══ Exercise data ══

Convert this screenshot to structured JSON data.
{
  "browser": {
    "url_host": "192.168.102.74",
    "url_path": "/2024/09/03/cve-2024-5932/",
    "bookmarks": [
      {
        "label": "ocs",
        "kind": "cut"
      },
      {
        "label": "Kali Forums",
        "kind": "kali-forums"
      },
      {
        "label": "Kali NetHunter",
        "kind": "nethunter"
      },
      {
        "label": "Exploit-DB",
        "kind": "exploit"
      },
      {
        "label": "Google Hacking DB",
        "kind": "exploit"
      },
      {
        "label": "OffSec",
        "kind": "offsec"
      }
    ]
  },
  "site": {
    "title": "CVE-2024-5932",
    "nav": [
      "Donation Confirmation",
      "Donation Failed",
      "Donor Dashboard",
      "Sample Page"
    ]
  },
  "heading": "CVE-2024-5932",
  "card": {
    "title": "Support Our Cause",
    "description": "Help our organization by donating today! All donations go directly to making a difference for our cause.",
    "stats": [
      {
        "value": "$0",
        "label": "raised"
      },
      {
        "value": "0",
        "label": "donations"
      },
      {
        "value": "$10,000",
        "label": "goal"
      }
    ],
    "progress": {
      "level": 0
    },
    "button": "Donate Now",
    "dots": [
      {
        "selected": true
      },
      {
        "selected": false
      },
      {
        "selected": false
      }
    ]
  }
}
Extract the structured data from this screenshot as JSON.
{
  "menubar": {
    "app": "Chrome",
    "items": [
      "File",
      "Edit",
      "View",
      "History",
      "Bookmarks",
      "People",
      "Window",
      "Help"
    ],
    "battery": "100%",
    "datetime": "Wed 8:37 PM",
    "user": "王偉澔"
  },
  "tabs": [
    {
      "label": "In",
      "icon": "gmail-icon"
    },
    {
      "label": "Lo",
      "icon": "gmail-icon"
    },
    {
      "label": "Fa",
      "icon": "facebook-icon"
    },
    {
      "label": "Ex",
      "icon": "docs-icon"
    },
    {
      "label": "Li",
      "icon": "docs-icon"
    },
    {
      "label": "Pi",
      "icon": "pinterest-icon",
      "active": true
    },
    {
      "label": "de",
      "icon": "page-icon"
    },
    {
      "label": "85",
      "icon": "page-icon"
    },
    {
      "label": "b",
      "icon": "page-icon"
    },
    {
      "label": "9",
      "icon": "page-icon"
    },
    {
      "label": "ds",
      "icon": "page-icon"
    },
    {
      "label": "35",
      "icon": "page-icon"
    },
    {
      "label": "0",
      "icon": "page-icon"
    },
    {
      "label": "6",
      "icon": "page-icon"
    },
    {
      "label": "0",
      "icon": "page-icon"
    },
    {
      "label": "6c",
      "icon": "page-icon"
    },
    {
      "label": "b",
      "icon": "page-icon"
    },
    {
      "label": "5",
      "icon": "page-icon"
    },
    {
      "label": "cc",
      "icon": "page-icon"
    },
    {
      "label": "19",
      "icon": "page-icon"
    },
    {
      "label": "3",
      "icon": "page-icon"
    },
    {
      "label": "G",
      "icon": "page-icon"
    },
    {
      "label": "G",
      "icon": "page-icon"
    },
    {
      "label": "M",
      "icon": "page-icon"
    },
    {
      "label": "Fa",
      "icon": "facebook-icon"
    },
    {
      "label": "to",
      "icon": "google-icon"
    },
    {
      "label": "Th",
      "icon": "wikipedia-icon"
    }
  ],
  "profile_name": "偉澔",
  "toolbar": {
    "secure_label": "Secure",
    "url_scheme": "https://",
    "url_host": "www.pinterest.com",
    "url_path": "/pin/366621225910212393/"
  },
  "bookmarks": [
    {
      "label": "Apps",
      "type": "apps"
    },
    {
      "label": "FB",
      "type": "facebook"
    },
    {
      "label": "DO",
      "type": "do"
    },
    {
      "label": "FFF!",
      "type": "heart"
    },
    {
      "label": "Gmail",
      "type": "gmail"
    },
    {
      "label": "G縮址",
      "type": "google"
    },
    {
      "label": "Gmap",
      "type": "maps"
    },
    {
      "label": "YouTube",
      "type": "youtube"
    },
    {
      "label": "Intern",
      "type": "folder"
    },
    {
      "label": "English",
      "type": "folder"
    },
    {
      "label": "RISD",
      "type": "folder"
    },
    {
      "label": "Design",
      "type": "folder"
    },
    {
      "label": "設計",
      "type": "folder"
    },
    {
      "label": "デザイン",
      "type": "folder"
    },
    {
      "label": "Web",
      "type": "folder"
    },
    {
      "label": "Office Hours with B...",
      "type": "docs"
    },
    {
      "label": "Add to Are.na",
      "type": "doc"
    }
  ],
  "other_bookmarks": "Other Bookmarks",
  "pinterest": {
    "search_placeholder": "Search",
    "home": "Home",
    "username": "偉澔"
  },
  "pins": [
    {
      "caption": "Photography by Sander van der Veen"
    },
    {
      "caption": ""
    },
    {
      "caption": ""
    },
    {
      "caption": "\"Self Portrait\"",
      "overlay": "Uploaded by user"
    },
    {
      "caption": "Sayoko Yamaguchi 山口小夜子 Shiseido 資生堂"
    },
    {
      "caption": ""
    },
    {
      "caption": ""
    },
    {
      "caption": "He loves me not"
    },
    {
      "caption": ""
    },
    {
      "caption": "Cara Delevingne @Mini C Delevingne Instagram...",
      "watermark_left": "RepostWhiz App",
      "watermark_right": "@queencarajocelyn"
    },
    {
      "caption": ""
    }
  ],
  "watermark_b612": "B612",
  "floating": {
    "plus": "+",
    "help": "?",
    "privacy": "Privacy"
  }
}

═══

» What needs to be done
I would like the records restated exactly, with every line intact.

» Response
Convert this screenshot to structured JSON data.
{
  "browser": {
    "url_host": "192.168.102.74",
    "url_path": "/2024/09/03/cve-2024-5932/",
    "bookmarks": [
      {
        "label": "ocs",
        "kind": "cut"
      },
      {
        "label": "Kali Forums",
        "kind": "kali-forums"
      },
      {
        "label": "Kali NetHunter",
        "kind": "nethunter"
      },
      {
        "label": "Exploit-DB",
        "kind": "exploit"
      },
      {
        "label": "Google Hacking DB",
        "kind": "exploit"
      },
      {
        "label": "OffSec",
        "kind": "offsec"
      }
    ]
  },
  "site": {
    "title": "CVE-2024-5932",
    "nav": [
      "Donation Confirmation",
      "Donation Failed",
      "Donor Dashboard",
      "Sample Page"
    ]
  },
  "heading": "CVE-2024-5932",
  "card": {
    "title": "Support Our Cause",
    "description": "Help our organization by donating today! All donations go directly to making a difference for our cause.",
    "stats": [
      {
        "value": "$0",
        "label": "raised"
      },
      {
        "value": "0",
        "label": "donations"
      },
      {
        "value": "$10,000",
        "label": "goal"
      }
    ],
    "progress": {
      "level": 0
    },
    "button": "Donate Now",
    "dots": [
      {
        "selected": true
      },
      {
        "selected": false
      },
      {
        "selected": false
      }
    ]
  }
}
Extract the structured data from this screenshot as JSON.
{
  "menubar": {
    "app": "Chrome",
    "items": [
      "File",
      "Edit",
      "View",
      "History",
      "Bookmarks",
      "People",
      "Window",
      "Help"
    ],
    "battery": "100%",
    "datetime": "Wed 8:37 PM",
    "user": "王偉澔"
  },
  "tabs": [
    {
      "label": "In",
      "icon": "gmail-icon"
    },
    {
      "label": "Lo",
      "icon": "gmail-icon"
    },
    {
      "label": "Fa",
      "icon": "facebook-icon"
    },
    {
      "label": "Ex",
      "icon": "docs-icon"
    },
    {
      "label": "Li",
      "icon": "docs-icon"
    },
    {
      "label": "Pi",
      "icon": "pinterest-icon",
      "active": true
    },
    {
      "label": "de",
      "icon": "page-icon"
    },
    {
      "label": "85",
      "icon": "page-icon"
    },
    {
      "label": "b",
      "icon": "page-icon"
    },
    {
      "label": "9",
      "icon": "page-icon"
    },
    {
      "label": "ds",
      "icon": "page-icon"
    },
    {
      "label": "35",
      "icon": "page-icon"
    },
    {
      "label": "0",
      "icon": "page-icon"
    },
    {
      "label": "6",
      "icon": "page-icon"
    },
    {
      "label": "0",
      "icon": "page-icon"
    },
    {
      "label": "6c",
      "icon": "page-icon"
    },
    {
      "label": "b",
      "icon": "page-icon"
    },
    {
      "label": "5",
      "icon": "page-icon"
    },
    {
      "label": "cc",
      "icon": "page-icon"
    },
    {
      "label": "19",
      "icon": "page-icon"
    },
    {
      "label": "3",
      "icon": "page-icon"
    },
    {
      "label": "G",
      "icon": "page-icon"
    },
    {
      "label": "G",
      "icon": "page-icon"
    },
    {
      "label": "M",
      "icon": "page-icon"
    },
    {
      "label": "Fa",
      "icon": "facebook-icon"
    },
    {
      "label": "to",
      "icon": "google-icon"
    },
    {
      "label": "Th",
      "icon": "wikipedia-icon"
    }
  ],
  "profile_name": "偉澔",
  "toolbar": {
    "secure_label": "Secure",
    "url_scheme": "https://",
    "url_host": "www.pinterest.com",
    "url_path": "/pin/366621225910212393/"
  },
  "bookmarks": [
    {
      "label": "Apps",
      "type": "apps"
    },
    {
      "label": "FB",
      "type": "facebook"
    },
    {
      "label": "DO",
      "type": "do"
    },
    {
      "label": "FFF!",
      "type": "heart"
    },
    {
      "label": "Gmail",
      "type": "gmail"
    },
    {
      "label": "G縮址",
      "type": "google"
    },
    {
      "label": "Gmap",
      "type": "maps"
    },
    {
      "label": "YouTube",
      "type": "youtube"
    },
    {
      "label": "Intern",
      "type": "folder"
    },
    {
      "label": "English",
      "type": "folder"
    },
    {
      "label": "RISD",
      "type": "folder"
    },
    {
      "label": "Design",
      "type": "folder"
    },
    {
      "label": "設計",
      "type": "folder"
    },
    {
      "label": "デザイン",
      "type": "folder"
    },
    {
      "label": "Web",
      "type": "folder"
    },
    {
      "label": "Office Hours with B...",
      "type": "docs"
    },
    {
      "label": "Add to Are.na",
      "type": "doc"
    }
  ],
  "other_bookmarks": "Other Bookmarks",
  "pinterest": {
    "search_placeholder": "Search",
    "home": "Home",
    "username": "偉澔"
  },
  "pins": [
    {
      "caption": "Photography by Sander van der Veen"
    },
    {
      "caption": ""
    },
    {
      "caption": ""
    },
    {
      "caption": "\"Self Portrait\"",
      "overlay": "Uploaded by user"
    },
    {
      "caption": "Sayoko Yamaguchi 山口小夜子 Shiseido 資生堂"
    },
    {
      "caption": ""
    },
    {
      "caption": ""
    },
    {
      "caption": "He loves me not"
    },
    {
      "caption": ""
    },
    {
      "caption": "Cara Delevingne @Mini C Delevingne Instagram...",
      "watermark_left": "RepostWhiz App",
      "watermark_right": "@queencarajocelyn"
    },
    {
      "caption": ""
    }
  ],
  "watermark_b612": "B612",
  "floating": {
    "plus": "+",
    "help": "?",
    "privacy": "Privacy"
  }
}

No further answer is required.